Use a masonry drill bit to bore into the cinder block. Read the manufacturer's information for the proper bit size and hole depth. Mark the drill bit at the necessary boring depth to avoid drilling too deep. Most of a cinder block's surface is 1 inch thick and can accommodate an epoxy bolt three-quarters of an inch deep. Strategic places on the top, middle and bottom ends of the cinder block are thick enough to accommodate longer bolts.
Clean out the hole with a stiff wire brush, taking care to remove all loose debris. Avoid being too aggressive and causing the hole to enlarge from the friction of the brush. Repeat until all the loose concrete is gone.
Blow compressed air from a canister or air compressor into the hole to remove leftover dust from drilling and brushing.
Apply epoxy cement from a dual applicator tube, which mixes the two agents in the right ratio for maximum strength. Apply epoxy until the hole is halfway full. Start at the deep end of the hole and work outward.
Insert the epoxy bolt into the hole and twist it clockwise several times until it is covered in epoxy.
Clean off any epoxy that has gotten between the nut and the surface of the cinder block. Clean the threads with a clean rag if necessary.
Twist the nut on the anchor bolt, moving it down to the surface of the cinder block. Allow the epoxy to dry thoroughly before securing anything to the bolt.
The length of the exposed threaded end of the bolt, plus the size of the nut and a washer, will determine the thickness of the wood that you can attach to the block. Place the washer between the nut and the wood, and the wood secure with a wrench or socket tool until snug. For some applications, brackets make attachment more viable: Secure the wood to the bracket, then secure the bracket to the epoxy bolt on the cinder block.
Do not use epoxy glue in freezing temperatures.
Avoid skin contact with epoxy glue.
Wear protective gloves, protective glasses and a face mask when working with epoxy and when drilling into a cinder block.

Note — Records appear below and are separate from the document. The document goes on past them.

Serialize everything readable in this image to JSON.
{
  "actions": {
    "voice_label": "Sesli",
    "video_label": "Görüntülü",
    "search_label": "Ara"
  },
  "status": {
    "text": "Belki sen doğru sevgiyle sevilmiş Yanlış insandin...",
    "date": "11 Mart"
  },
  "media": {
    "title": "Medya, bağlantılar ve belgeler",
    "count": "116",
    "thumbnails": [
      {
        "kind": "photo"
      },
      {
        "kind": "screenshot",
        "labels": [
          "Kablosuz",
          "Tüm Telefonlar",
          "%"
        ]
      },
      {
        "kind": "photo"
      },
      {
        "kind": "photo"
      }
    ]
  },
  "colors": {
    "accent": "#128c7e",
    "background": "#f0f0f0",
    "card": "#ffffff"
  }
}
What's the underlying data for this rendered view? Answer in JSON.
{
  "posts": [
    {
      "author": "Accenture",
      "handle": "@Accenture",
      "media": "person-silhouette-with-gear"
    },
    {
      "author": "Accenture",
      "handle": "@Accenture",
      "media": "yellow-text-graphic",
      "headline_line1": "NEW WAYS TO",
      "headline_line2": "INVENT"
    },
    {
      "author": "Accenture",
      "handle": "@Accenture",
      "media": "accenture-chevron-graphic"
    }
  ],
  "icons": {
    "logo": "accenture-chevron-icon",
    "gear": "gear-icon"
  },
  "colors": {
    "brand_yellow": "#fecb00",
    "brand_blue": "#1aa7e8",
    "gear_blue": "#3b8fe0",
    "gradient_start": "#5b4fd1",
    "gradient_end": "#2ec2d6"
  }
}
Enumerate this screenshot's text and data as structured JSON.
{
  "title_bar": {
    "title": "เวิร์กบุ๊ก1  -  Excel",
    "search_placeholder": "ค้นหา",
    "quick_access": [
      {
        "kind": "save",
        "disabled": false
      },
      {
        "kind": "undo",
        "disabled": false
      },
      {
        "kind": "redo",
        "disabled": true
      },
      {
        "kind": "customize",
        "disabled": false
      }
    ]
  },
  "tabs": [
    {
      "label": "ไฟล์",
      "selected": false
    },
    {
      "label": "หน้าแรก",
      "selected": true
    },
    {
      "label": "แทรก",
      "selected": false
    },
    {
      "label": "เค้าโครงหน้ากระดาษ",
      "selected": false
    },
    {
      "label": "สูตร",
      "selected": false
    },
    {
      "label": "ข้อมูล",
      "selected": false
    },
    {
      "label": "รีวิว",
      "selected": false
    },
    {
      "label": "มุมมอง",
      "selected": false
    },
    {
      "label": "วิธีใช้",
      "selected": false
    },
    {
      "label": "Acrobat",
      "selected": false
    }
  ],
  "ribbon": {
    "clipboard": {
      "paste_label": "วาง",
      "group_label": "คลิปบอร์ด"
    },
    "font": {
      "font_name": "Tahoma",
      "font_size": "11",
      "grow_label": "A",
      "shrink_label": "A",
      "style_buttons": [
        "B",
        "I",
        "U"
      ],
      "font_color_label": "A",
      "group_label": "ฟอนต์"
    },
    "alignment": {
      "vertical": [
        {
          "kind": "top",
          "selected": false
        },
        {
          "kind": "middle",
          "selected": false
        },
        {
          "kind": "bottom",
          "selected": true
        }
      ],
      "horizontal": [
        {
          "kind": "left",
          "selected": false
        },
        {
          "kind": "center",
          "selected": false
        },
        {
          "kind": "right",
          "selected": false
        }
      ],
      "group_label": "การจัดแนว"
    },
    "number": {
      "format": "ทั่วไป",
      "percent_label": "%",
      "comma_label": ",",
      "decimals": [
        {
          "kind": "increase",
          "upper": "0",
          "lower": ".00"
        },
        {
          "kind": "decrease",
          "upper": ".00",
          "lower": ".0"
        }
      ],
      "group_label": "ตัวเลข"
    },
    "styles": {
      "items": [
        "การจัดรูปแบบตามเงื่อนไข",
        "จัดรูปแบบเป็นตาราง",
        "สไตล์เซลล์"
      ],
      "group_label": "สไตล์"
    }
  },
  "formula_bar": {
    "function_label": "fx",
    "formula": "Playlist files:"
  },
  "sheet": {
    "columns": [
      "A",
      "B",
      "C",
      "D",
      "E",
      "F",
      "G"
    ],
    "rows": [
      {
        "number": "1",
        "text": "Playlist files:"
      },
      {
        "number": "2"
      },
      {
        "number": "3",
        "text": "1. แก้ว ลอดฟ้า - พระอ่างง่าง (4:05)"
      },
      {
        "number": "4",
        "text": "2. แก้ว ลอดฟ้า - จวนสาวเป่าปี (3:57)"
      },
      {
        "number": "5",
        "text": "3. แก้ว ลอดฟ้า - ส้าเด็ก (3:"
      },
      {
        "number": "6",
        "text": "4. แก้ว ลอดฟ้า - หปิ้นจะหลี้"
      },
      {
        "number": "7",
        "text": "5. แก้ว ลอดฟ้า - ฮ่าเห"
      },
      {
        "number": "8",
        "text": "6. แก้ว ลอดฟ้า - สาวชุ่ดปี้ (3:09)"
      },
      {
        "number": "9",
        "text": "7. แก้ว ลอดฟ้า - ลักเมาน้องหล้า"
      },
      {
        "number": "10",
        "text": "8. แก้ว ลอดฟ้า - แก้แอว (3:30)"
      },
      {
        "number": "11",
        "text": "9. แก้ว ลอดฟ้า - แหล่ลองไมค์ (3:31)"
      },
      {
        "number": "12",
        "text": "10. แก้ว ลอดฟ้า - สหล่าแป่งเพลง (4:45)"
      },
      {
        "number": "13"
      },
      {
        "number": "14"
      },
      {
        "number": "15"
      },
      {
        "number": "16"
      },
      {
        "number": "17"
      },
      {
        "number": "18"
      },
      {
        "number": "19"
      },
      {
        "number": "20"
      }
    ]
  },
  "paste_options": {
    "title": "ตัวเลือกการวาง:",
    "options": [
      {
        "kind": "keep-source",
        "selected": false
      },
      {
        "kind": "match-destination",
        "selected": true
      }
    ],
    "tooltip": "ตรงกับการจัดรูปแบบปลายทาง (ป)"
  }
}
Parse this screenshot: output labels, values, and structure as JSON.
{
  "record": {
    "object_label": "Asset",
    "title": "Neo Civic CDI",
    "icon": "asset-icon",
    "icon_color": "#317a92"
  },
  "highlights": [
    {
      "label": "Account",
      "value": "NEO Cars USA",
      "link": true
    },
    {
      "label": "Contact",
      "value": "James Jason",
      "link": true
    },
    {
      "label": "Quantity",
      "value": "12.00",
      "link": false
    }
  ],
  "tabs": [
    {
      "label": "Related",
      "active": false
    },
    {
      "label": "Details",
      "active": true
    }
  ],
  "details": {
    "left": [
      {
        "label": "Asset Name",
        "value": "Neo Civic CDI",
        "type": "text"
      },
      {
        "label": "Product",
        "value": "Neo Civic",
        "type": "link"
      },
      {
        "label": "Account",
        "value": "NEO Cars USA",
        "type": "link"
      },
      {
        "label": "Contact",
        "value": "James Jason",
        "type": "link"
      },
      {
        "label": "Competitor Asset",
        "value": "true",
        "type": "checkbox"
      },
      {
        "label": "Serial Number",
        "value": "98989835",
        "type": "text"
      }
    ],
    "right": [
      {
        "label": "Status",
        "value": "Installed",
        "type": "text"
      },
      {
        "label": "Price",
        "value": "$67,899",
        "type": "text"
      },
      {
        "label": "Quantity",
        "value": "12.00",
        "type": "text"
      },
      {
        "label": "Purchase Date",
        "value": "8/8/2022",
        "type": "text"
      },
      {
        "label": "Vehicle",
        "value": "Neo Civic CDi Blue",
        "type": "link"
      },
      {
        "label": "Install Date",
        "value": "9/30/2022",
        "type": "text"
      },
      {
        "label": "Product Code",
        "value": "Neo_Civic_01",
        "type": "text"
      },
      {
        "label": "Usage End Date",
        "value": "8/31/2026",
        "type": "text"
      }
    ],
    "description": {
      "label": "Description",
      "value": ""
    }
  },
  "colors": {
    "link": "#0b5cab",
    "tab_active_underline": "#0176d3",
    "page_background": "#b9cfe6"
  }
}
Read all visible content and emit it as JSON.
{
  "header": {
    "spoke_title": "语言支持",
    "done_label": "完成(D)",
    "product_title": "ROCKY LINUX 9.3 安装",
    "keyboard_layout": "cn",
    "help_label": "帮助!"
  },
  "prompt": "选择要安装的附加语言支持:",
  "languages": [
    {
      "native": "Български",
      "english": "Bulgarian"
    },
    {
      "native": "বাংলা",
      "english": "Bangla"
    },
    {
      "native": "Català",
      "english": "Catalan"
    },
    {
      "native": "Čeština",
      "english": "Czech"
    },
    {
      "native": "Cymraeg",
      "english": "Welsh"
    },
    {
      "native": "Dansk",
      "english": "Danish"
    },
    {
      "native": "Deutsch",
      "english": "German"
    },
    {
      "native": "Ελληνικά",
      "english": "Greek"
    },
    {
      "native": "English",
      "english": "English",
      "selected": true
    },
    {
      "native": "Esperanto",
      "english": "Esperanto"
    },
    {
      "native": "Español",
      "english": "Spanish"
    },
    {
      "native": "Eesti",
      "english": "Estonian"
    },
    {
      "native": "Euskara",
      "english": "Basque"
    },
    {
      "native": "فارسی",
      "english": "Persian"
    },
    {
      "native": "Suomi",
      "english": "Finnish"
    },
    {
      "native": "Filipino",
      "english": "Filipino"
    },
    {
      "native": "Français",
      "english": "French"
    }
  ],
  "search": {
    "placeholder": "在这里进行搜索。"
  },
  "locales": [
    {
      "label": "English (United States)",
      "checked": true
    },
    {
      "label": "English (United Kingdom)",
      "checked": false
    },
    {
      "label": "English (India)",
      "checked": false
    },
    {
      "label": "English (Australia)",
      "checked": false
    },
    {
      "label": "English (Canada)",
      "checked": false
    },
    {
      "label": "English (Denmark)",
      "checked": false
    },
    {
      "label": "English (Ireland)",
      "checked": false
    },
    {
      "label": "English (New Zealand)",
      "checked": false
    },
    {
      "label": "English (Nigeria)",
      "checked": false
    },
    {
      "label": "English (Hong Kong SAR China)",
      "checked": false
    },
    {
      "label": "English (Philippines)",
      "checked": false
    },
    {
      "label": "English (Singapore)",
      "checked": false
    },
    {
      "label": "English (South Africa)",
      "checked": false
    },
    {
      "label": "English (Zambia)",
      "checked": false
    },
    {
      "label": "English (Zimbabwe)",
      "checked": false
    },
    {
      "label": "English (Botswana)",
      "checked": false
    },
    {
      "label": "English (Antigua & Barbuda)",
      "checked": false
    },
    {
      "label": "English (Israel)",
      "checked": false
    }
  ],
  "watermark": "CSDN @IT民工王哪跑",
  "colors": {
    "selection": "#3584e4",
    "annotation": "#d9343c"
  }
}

Tom Nari has been writing professionally since 1998 and has written extensively for a variety of websites. He has coached competitive swimmers and triathletes and holds an additional degree in Kinesiology Theory, specializing in nutrition and resistance training. Nari holds a Master of Arts in creative writing from Loyola Marymount University.